[DATASET RECORDS Boundary: Start]

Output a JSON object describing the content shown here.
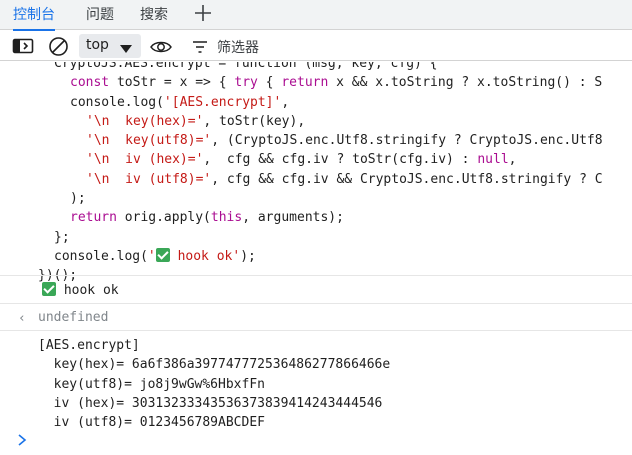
{
  "tabs": [
    {
      "label": "控制台",
      "active": true
    },
    {
      "label": "问题",
      "active": false
    },
    {
      "label": "搜索",
      "active": false
    }
  ],
  "toolbar": {
    "context": "top",
    "filter_placeholder": "筛选器"
  },
  "code": {
    "line0": "CryptoJS.AES.encrypt = function (msg, key, cfg) {",
    "line1_a": "const",
    "line1_b": " toStr = x => { ",
    "line1_c": "try",
    "line1_d": " { ",
    "line1_e": "return",
    "line1_f": " x && x.toString ? x.toString() : S",
    "line2_a": "console.log(",
    "line2_b": "'[AES.encrypt]'",
    "line2_c": ",",
    "line3_a": "'\\n  key(hex)='",
    "line3_b": ", toStr(key),",
    "line4_a": "'\\n  key(utf8)='",
    "line4_b": ", (CryptoJS.enc.Utf8.stringify ? CryptoJS.enc.Utf8",
    "line5_a": "'\\n  iv (hex)='",
    "line5_b": ",  cfg && cfg.iv ? toStr(cfg.iv) : ",
    "line5_c": "null",
    "line5_d": ",",
    "line6_a": "'\\n  iv (utf8)='",
    "line6_b": ", cfg && cfg.iv && CryptoJS.enc.Utf8.stringify ? C",
    "line7": ");",
    "line8_a": "return",
    "line8_b": " orig.apply(",
    "line8_c": "this",
    "line8_d": ", arguments);",
    "line9": "};",
    "line10_a": "console.log(",
    "line10_b": "'",
    "line10_c": " hook ok'",
    "line10_d": ");",
    "line11": "})();"
  },
  "log_hook": " hook ok",
  "result_value": "undefined",
  "output": {
    "l1": "[AES.encrypt]",
    "l2": "  key(hex)= 6a6f386a397747772536486277866466e",
    "l3": "  key(utf8)= jo8j9wGw%6HbxfFn",
    "l4": "  iv (hex)= 30313233343536373839414243444546",
    "l5": "  iv (utf8)= 0123456789ABCDEF"
  },
  "colors": {
    "accent": "#1a73e8",
    "check": "#3aa757",
    "keyword": "#aa0d91",
    "string": "#c41a16",
    "muted": "#80868b"
  }
}
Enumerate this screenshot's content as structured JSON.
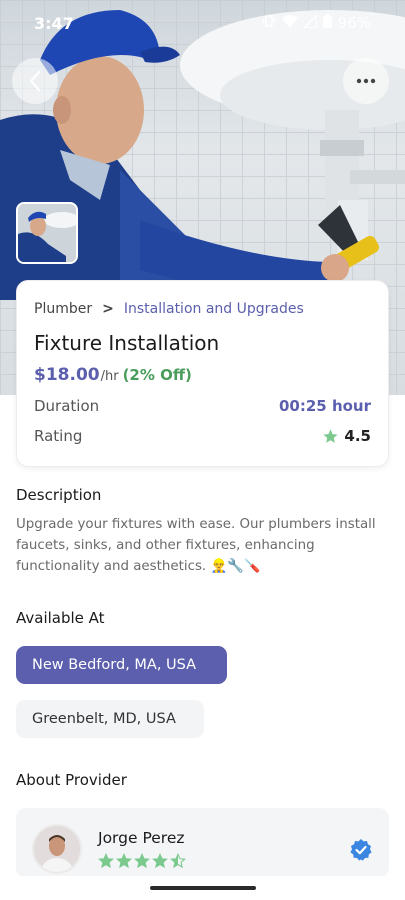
{
  "status_bar": {
    "time": "3:47",
    "battery": "96%"
  },
  "service": {
    "category": "Plumber",
    "separator": ">",
    "subcategory": "Installation and Upgrades",
    "title": "Fixture Installation",
    "price": "$18.00",
    "price_unit": "/hr",
    "discount": "(2% Off)",
    "duration_label": "Duration",
    "duration_value": "00:25 hour",
    "rating_label": "Rating",
    "rating_value": "4.5"
  },
  "description": {
    "title": "Description",
    "text": "Upgrade your fixtures with ease. Our plumbers install faucets, sinks, and other fixtures, enhancing functionality and aesthetics. 👷‍♂️🔧🪛"
  },
  "available": {
    "title": "Available At",
    "locations": [
      "New Bedford, MA, USA",
      "Greenbelt, MD, USA"
    ]
  },
  "provider": {
    "section_title": "About Provider",
    "name": "Jorge Perez",
    "rating": 4.5
  },
  "colors": {
    "accent": "#5b5fad",
    "discount": "#4a9d5c",
    "star": "#7cc98e",
    "verified": "#3a86e0"
  },
  "icons": {
    "back": "chevron-left-icon",
    "more": "more-horizontal-icon",
    "star": "star-icon",
    "verified": "verified-badge-icon"
  }
}
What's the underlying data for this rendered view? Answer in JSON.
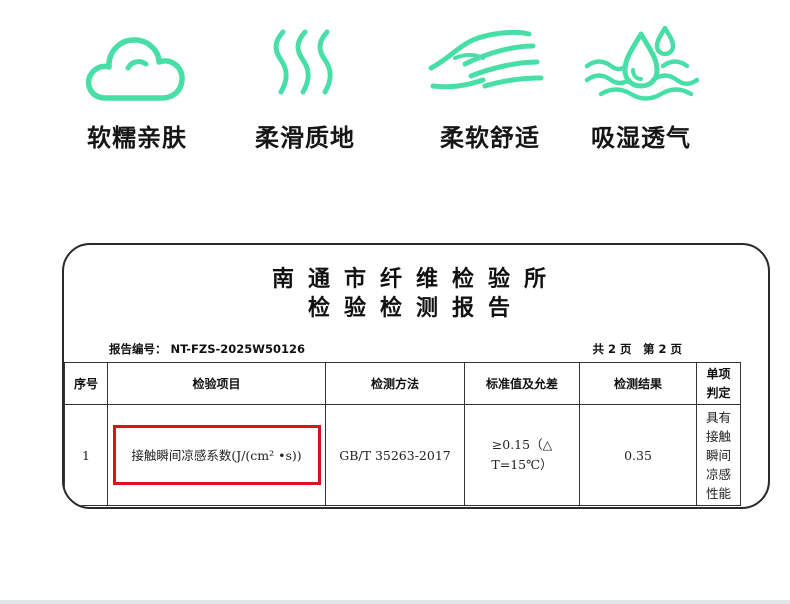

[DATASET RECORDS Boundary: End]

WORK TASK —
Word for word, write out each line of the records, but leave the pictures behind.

SOLUTION TO THIS TASK —
Output a JSON object describing the content shown here.
{
  "tabs": [
    {
      "label": "控制台",
      "active": true
    },
    {
      "label": "问题",
      "active": false
    },
    {
      "label": "搜索",
      "active": false
    }
  ],
  "toolbar": {
    "context": "top",
    "filter_placeholder": "筛选器"
  },
  "code": {
    "line0": "CryptoJS.AES.encrypt = function (msg, key, cfg) {",
    "line1_a": "const",
    "line1_b": " toStr = x => { ",
    "line1_c": "try",
    "line1_d": " { ",
    "line1_e": "return",
    "line1_f": " x && x.toString ? x.toString() : S",
    "line2_a": "console.log(",
    "line2_b": "'[AES.encrypt]'",
    "line2_c": ",",
    "line3_a": "'\\n  key(hex)='",
    "line3_b": ", toStr(key),",
    "line4_a": "'\\n  key(utf8)='",
    "line4_b": ", (CryptoJS.enc.Utf8.stringify ? CryptoJS.enc.Utf8",
    "line5_a": "'\\n  iv (hex)='",
    "line5_b": ",  cfg && cfg.iv ? toStr(cfg.iv) : ",
    "line5_c": "null",
    "line5_d": ",",
    "line6_a": "'\\n  iv (utf8)='",
    "line6_b": ", cfg && cfg.iv && CryptoJS.enc.Utf8.stringify ? C",
    "line7": ");",
    "line8_a": "return",
    "line8_b": " orig.apply(",
    "line8_c": "this",
    "line8_d": ", arguments);",
    "line9": "};",
    "line10_a": "console.log(",
    "line10_b": "'",
    "line10_c": " hook ok'",
    "line10_d": ");",
    "line11": "})();"
  },
  "log_hook": " hook ok",
  "result_value": "undefined",
  "output": {
    "l1": "[AES.encrypt]",
    "l2": "  key(hex)= 6a6f386a397747772536486277866466e",
    "l3": "  key(utf8)= jo8j9wGw%6HbxfFn",
    "l4": "  iv (hex)= 30313233343536373839414243444546",
    "l5": "  iv (utf8)= 0123456789ABCDEF"
  },
  "colors": {
    "accent": "#1a73e8",
    "check": "#3aa757",
    "keyword": "#aa0d91",
    "string": "#c41a16",
    "muted": "#80868b"
  }
}
Enumerate this screenshot's content as structured JSON.
{
  "status_bar": {
    "time": "3:47",
    "battery": "96%"
  },
  "service": {
    "category": "Plumber",
    "separator": ">",
    "subcategory": "Installation and Upgrades",
    "title": "Fixture Installation",
    "price": "$18.00",
    "price_unit": "/hr",
    "discount": "(2% Off)",
    "duration_label": "Duration",
    "duration_value": "00:25 hour",
    "rating_label": "Rating",
    "rating_value": "4.5"
  },
  "description": {
    "title": "Description",
    "text": "Upgrade your fixtures with ease. Our plumbers install faucets, sinks, and other fixtures, enhancing functionality and aesthetics. 👷‍♂️🔧🪛"
  },
  "available": {
    "title": "Available At",
    "locations": [
      "New Bedford, MA, USA",
      "Greenbelt, MD, USA"
    ]
  },
  "provider": {
    "section_title": "About Provider",
    "name": "Jorge Perez",
    "rating": 4.5
  },
  "colors": {
    "accent": "#5b5fad",
    "discount": "#4a9d5c",
    "star": "#7cc98e",
    "verified": "#3a86e0"
  },
  "icons": {
    "back": "chevron-left-icon",
    "more": "more-horizontal-icon",
    "star": "star-icon",
    "verified": "verified-badge-icon"
  }
}
What's the underlying data for this rendered view? Answer in JSON.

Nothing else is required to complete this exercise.